* Work to complete
Nothing in the records may be altered, and no picture may be included. Restate them in full.

Dataset rows for apps and sites:
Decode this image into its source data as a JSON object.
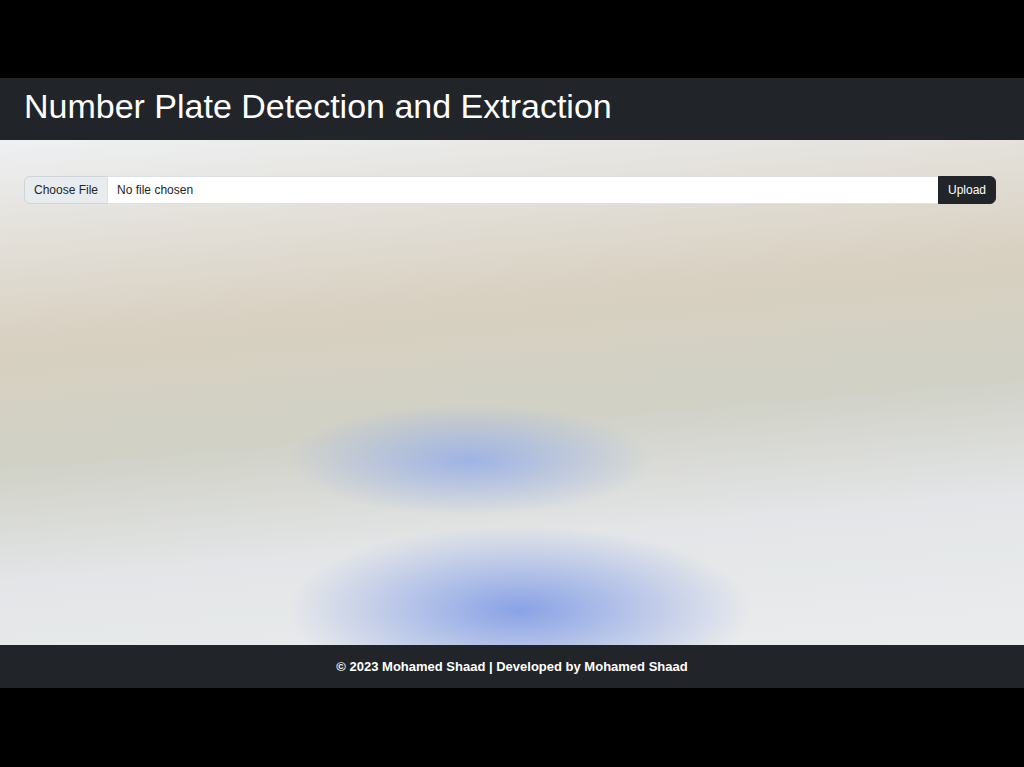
{
  "header": {
    "title": "Number Plate Detection and Extraction"
  },
  "upload": {
    "choose_button": "Choose File",
    "file_label": "No file chosen",
    "submit_button": "Upload"
  },
  "footer": {
    "text": "© 2023 Mohamed Shaad | Developed by Mohamed Shaad"
  }
}
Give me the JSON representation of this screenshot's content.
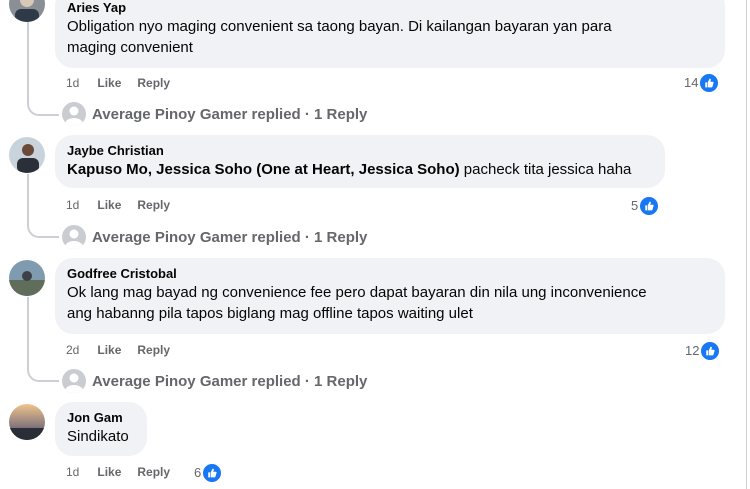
{
  "comments": [
    {
      "name": "Aries Yap",
      "text_lines": [
        "Obligation nyo maging convenient sa taong bayan. Di kailangan bayaran yan para",
        "maging convenient"
      ],
      "time": "1d",
      "like": "Like",
      "reply": "Reply",
      "reactions": "14",
      "replies": "Average Pinoy Gamer replied · 1 Reply"
    },
    {
      "name": "Jaybe Christian",
      "tag": "Kapuso Mo, Jessica Soho (One at Heart, Jessica Soho)",
      "text": " pacheck tita jessica haha",
      "time": "1d",
      "like": "Like",
      "reply": "Reply",
      "reactions": "5",
      "replies": "Average Pinoy Gamer replied · 1 Reply"
    },
    {
      "name": "Godfree Cristobal",
      "text_lines": [
        "Ok lang mag bayad ng convenience fee pero dapat bayaran din nila ung inconvenience",
        "ang habanng pila tapos biglang mag offline tapos waiting ulet"
      ],
      "time": "2d",
      "like": "Like",
      "reply": "Reply",
      "reactions": "12",
      "replies": "Average Pinoy Gamer replied · 1 Reply"
    },
    {
      "name": "Jon Gam",
      "text": "Sindikato",
      "time": "1d",
      "like": "Like",
      "reply": "Reply",
      "reactions": "6"
    }
  ],
  "colors": {
    "like_blue": "#1877f2",
    "bubble": "#f0f2f5",
    "meta": "#65676b"
  },
  "icons": [
    "thumbs-up-icon",
    "user-avatar",
    "default-avatar-icon"
  ]
}
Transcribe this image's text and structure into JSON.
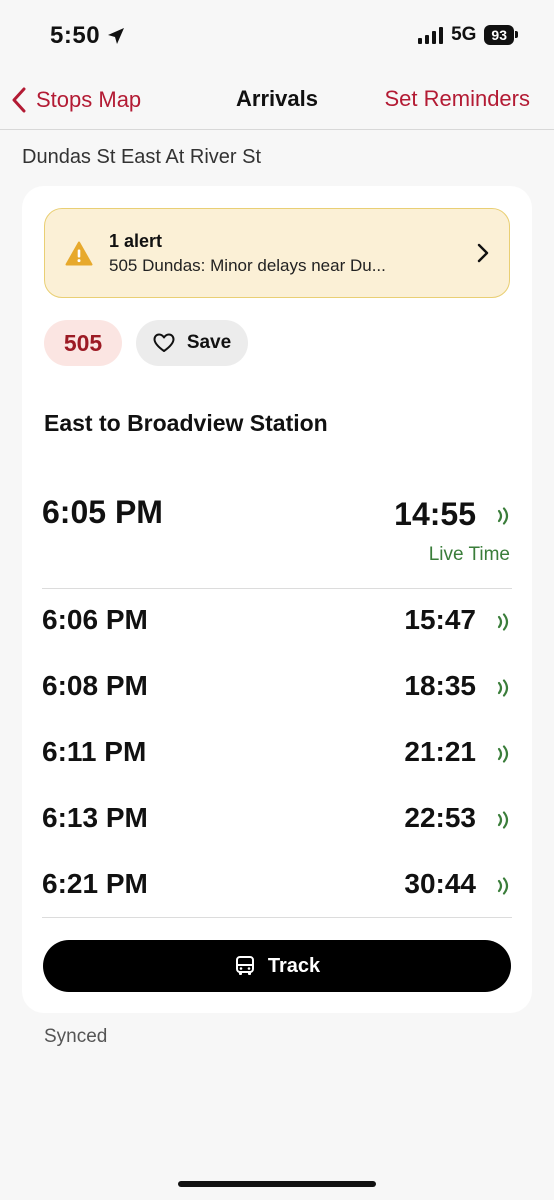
{
  "status_bar": {
    "time": "5:50",
    "network": "5G",
    "battery": "93"
  },
  "nav": {
    "back_label": "Stops Map",
    "title": "Arrivals",
    "action_label": "Set Reminders"
  },
  "stop": {
    "name": "Dundas St East At River St"
  },
  "alert": {
    "title": "1 alert",
    "text": "505 Dundas: Minor delays near Du..."
  },
  "route": {
    "number": "505",
    "save_label": "Save"
  },
  "direction": "East to Broadview Station",
  "arrivals": [
    {
      "scheduled": "6:05 PM",
      "countdown": "14:55"
    },
    {
      "scheduled": "6:06 PM",
      "countdown": "15:47"
    },
    {
      "scheduled": "6:08 PM",
      "countdown": "18:35"
    },
    {
      "scheduled": "6:11 PM",
      "countdown": "21:21"
    },
    {
      "scheduled": "6:13 PM",
      "countdown": "22:53"
    },
    {
      "scheduled": "6:21 PM",
      "countdown": "30:44"
    }
  ],
  "live_label": "Live Time",
  "track_label": "Track",
  "sync_status": "Synced",
  "colors": {
    "accent": "#b31b34",
    "live": "#3a7d3a",
    "alert_bg": "#fbf0d6",
    "route_bg": "#fbe5e2"
  }
}
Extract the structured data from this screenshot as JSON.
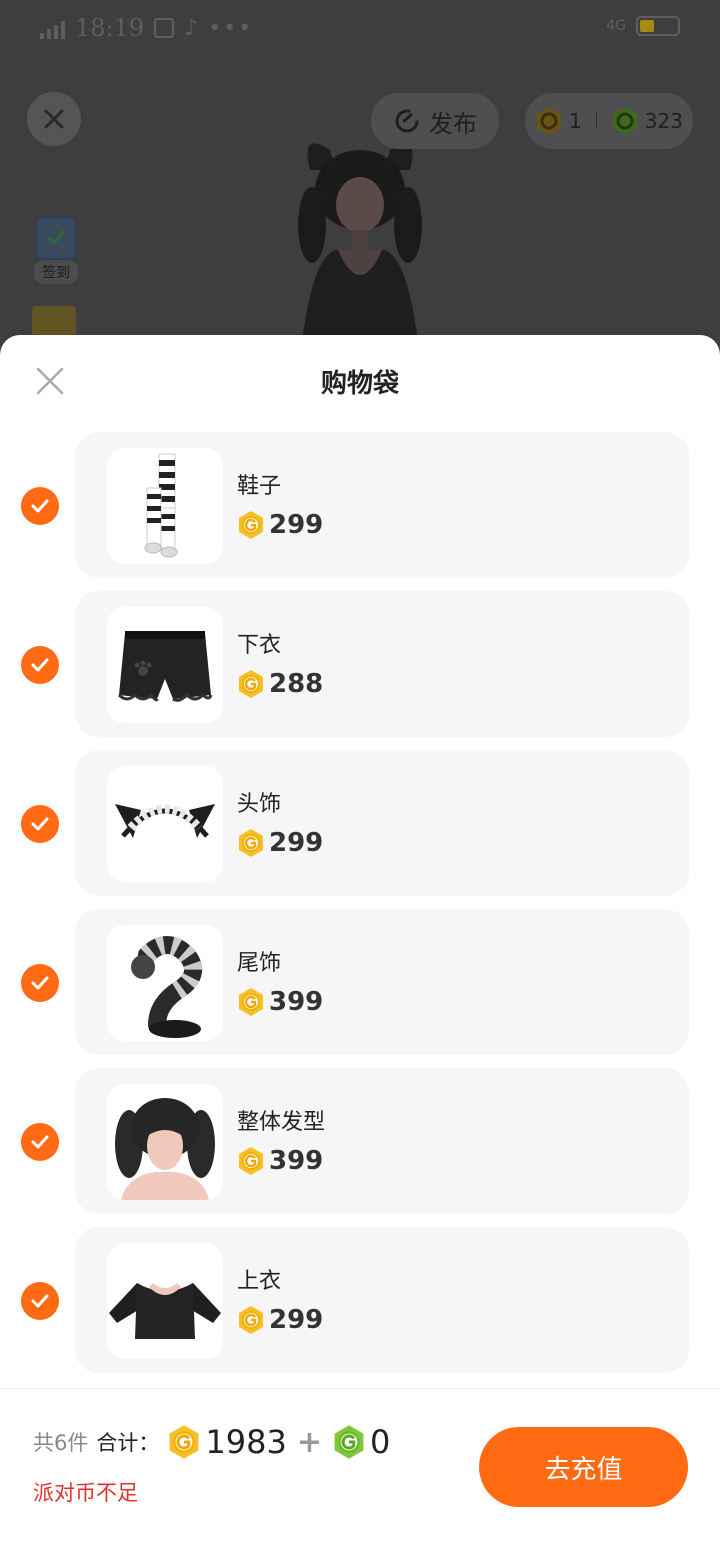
{
  "status_bar": {
    "network": "4G",
    "time": "18:19",
    "battery_level": 0.4
  },
  "toolbar": {
    "publish_label": "发布",
    "gold_coin_count": "1",
    "green_coin_count": "323"
  },
  "sidebar": {
    "checkin_label": "签到"
  },
  "sheet": {
    "title": "购物袋",
    "items": [
      {
        "name": "鞋子",
        "price": "299",
        "checked": true,
        "thumb_icon": "striped-stockings-icon"
      },
      {
        "name": "下衣",
        "price": "288",
        "checked": true,
        "thumb_icon": "bloomer-shorts-icon"
      },
      {
        "name": "头饰",
        "price": "299",
        "checked": true,
        "thumb_icon": "maid-headband-cat-ears-icon"
      },
      {
        "name": "尾饰",
        "price": "399",
        "checked": true,
        "thumb_icon": "striped-tail-icon"
      },
      {
        "name": "整体发型",
        "price": "399",
        "checked": true,
        "thumb_icon": "twin-tail-hair-icon"
      },
      {
        "name": "上衣",
        "price": "299",
        "checked": true,
        "thumb_icon": "black-top-icon"
      }
    ]
  },
  "footer": {
    "count_text": "共6件",
    "total_label": "合计：",
    "gold_total": "1983",
    "plus": "+",
    "green_total": "0",
    "warning": "派对币不足",
    "recharge_label": "去充值"
  },
  "colors": {
    "accent": "#ff6a13",
    "warning": "#e0322a",
    "gold_coin": "#f5c022",
    "green_coin": "#7dc93a"
  }
}
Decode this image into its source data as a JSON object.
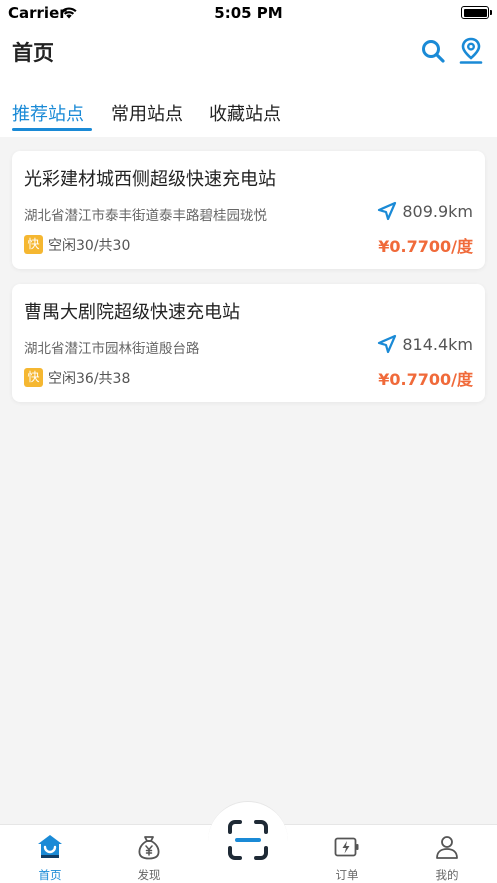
{
  "status_bar": {
    "carrier": "Carrier",
    "time": "5:05 PM"
  },
  "header": {
    "title": "首页"
  },
  "tabs": [
    {
      "label": "推荐站点",
      "active": true
    },
    {
      "label": "常用站点",
      "active": false
    },
    {
      "label": "收藏站点",
      "active": false
    }
  ],
  "stations": [
    {
      "name": "光彩建材城西侧超级快速充电站",
      "address": "湖北省潜江市泰丰街道泰丰路碧桂园珑悦",
      "distance": "809.9km",
      "badge": "快",
      "availability": "空闲30/共30",
      "price": "¥0.7700/度"
    },
    {
      "name": "曹禺大剧院超级快速充电站",
      "address": "湖北省潜江市园林街道殷台路",
      "distance": "814.4km",
      "badge": "快",
      "availability": "空闲36/共38",
      "price": "¥0.7700/度"
    }
  ],
  "tab_bar": {
    "items": [
      {
        "label": "首页",
        "icon": "home-icon",
        "active": true
      },
      {
        "label": "发现",
        "icon": "money-bag-icon",
        "active": false
      },
      {
        "label": "订单",
        "icon": "charging-battery-icon",
        "active": false
      },
      {
        "label": "我的",
        "icon": "user-icon",
        "active": false
      }
    ],
    "center_icon": "scan-icon"
  },
  "colors": {
    "accent": "#1a8ad6",
    "price": "#f06a3a",
    "badge": "#f5b731",
    "background": "#f4f4f4"
  }
}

* Result of the exercise
Decode this image into its source data as a JSON object.
{
  "header": {
    "title": "Number Plate Detection and Extraction"
  },
  "upload": {
    "choose_button": "Choose File",
    "file_label": "No file chosen",
    "submit_button": "Upload"
  },
  "footer": {
    "text": "© 2023 Mohamed Shaad | Developed by Mohamed Shaad"
  }
}
Give me the JSON representation of this screenshot's content.
{
  "comments": [
    {
      "name": "Aries Yap",
      "text_lines": [
        "Obligation nyo maging convenient sa taong bayan. Di kailangan bayaran yan para",
        "maging convenient"
      ],
      "time": "1d",
      "like": "Like",
      "reply": "Reply",
      "reactions": "14",
      "replies": "Average Pinoy Gamer replied · 1 Reply"
    },
    {
      "name": "Jaybe Christian",
      "tag": "Kapuso Mo, Jessica Soho (One at Heart, Jessica Soho)",
      "text": " pacheck tita jessica haha",
      "time": "1d",
      "like": "Like",
      "reply": "Reply",
      "reactions": "5",
      "replies": "Average Pinoy Gamer replied · 1 Reply"
    },
    {
      "name": "Godfree Cristobal",
      "text_lines": [
        "Ok lang mag bayad ng convenience fee pero dapat bayaran din nila ung inconvenience",
        "ang habanng pila tapos biglang mag offline tapos waiting ulet"
      ],
      "time": "2d",
      "like": "Like",
      "reply": "Reply",
      "reactions": "12",
      "replies": "Average Pinoy Gamer replied · 1 Reply"
    },
    {
      "name": "Jon Gam",
      "text": "Sindikato",
      "time": "1d",
      "like": "Like",
      "reply": "Reply",
      "reactions": "6"
    }
  ],
  "colors": {
    "like_blue": "#1877f2",
    "bubble": "#f0f2f5",
    "meta": "#65676b"
  },
  "icons": [
    "thumbs-up-icon",
    "user-avatar",
    "default-avatar-icon"
  ]
}
Transcribe this image's text and structure into JSON.
{
  "status_bar": {
    "time": "5:50",
    "network": "5G",
    "battery": "93"
  },
  "nav": {
    "back_label": "Stops Map",
    "title": "Arrivals",
    "action_label": "Set Reminders"
  },
  "stop": {
    "name": "Dundas St East At River St"
  },
  "alert": {
    "title": "1 alert",
    "text": "505 Dundas: Minor delays near Du..."
  },
  "route": {
    "number": "505",
    "save_label": "Save"
  },
  "direction": "East to Broadview Station",
  "arrivals": [
    {
      "scheduled": "6:05 PM",
      "countdown": "14:55"
    },
    {
      "scheduled": "6:06 PM",
      "countdown": "15:47"
    },
    {
      "scheduled": "6:08 PM",
      "countdown": "18:35"
    },
    {
      "scheduled": "6:11 PM",
      "countdown": "21:21"
    },
    {
      "scheduled": "6:13 PM",
      "countdown": "22:53"
    },
    {
      "scheduled": "6:21 PM",
      "countdown": "30:44"
    }
  ],
  "live_label": "Live Time",
  "track_label": "Track",
  "sync_status": "Synced",
  "colors": {
    "accent": "#b31b34",
    "live": "#3a7d3a",
    "alert_bg": "#fbf0d6",
    "route_bg": "#fbe5e2"
  }
}
Extract the structured data from this screenshot as JSON.
{
  "status_bar": {
    "network": "4G",
    "time": "18:19",
    "battery_level": 0.4
  },
  "toolbar": {
    "publish_label": "发布",
    "gold_coin_count": "1",
    "green_coin_count": "323"
  },
  "sidebar": {
    "checkin_label": "签到"
  },
  "sheet": {
    "title": "购物袋",
    "items": [
      {
        "name": "鞋子",
        "price": "299",
        "checked": true,
        "thumb_icon": "striped-stockings-icon"
      },
      {
        "name": "下衣",
        "price": "288",
        "checked": true,
        "thumb_icon": "bloomer-shorts-icon"
      },
      {
        "name": "头饰",
        "price": "299",
        "checked": true,
        "thumb_icon": "maid-headband-cat-ears-icon"
      },
      {
        "name": "尾饰",
        "price": "399",
        "checked": true,
        "thumb_icon": "striped-tail-icon"
      },
      {
        "name": "整体发型",
        "price": "399",
        "checked": true,
        "thumb_icon": "twin-tail-hair-icon"
      },
      {
        "name": "上衣",
        "price": "299",
        "checked": true,
        "thumb_icon": "black-top-icon"
      }
    ]
  },
  "footer": {
    "count_text": "共6件",
    "total_label": "合计：",
    "gold_total": "1983",
    "plus": "+",
    "green_total": "0",
    "warning": "派对币不足",
    "recharge_label": "去充值"
  },
  "colors": {
    "accent": "#ff6a13",
    "warning": "#e0322a",
    "gold_coin": "#f5c022",
    "green_coin": "#7dc93a"
  }
}
Decode this image into its source data as a JSON object.
{
  "status_bar": {
    "carrier": "Carrier",
    "time": "5:05 PM"
  },
  "header": {
    "title": "首页"
  },
  "tabs": [
    {
      "label": "推荐站点",
      "active": true
    },
    {
      "label": "常用站点",
      "active": false
    },
    {
      "label": "收藏站点",
      "active": false
    }
  ],
  "stations": [
    {
      "name": "光彩建材城西侧超级快速充电站",
      "address": "湖北省潜江市泰丰街道泰丰路碧桂园珑悦",
      "distance": "809.9km",
      "badge": "快",
      "availability": "空闲30/共30",
      "price": "¥0.7700/度"
    },
    {
      "name": "曹禺大剧院超级快速充电站",
      "address": "湖北省潜江市园林街道殷台路",
      "distance": "814.4km",
      "badge": "快",
      "availability": "空闲36/共38",
      "price": "¥0.7700/度"
    }
  ],
  "tab_bar": {
    "items": [
      {
        "label": "首页",
        "icon": "home-icon",
        "active": true
      },
      {
        "label": "发现",
        "icon": "money-bag-icon",
        "active": false
      },
      {
        "label": "订单",
        "icon": "charging-battery-icon",
        "active": false
      },
      {
        "label": "我的",
        "icon": "user-icon",
        "active": false
      }
    ],
    "center_icon": "scan-icon"
  },
  "colors": {
    "accent": "#1a8ad6",
    "price": "#f06a3a",
    "badge": "#f5b731",
    "background": "#f4f4f4"
  }
}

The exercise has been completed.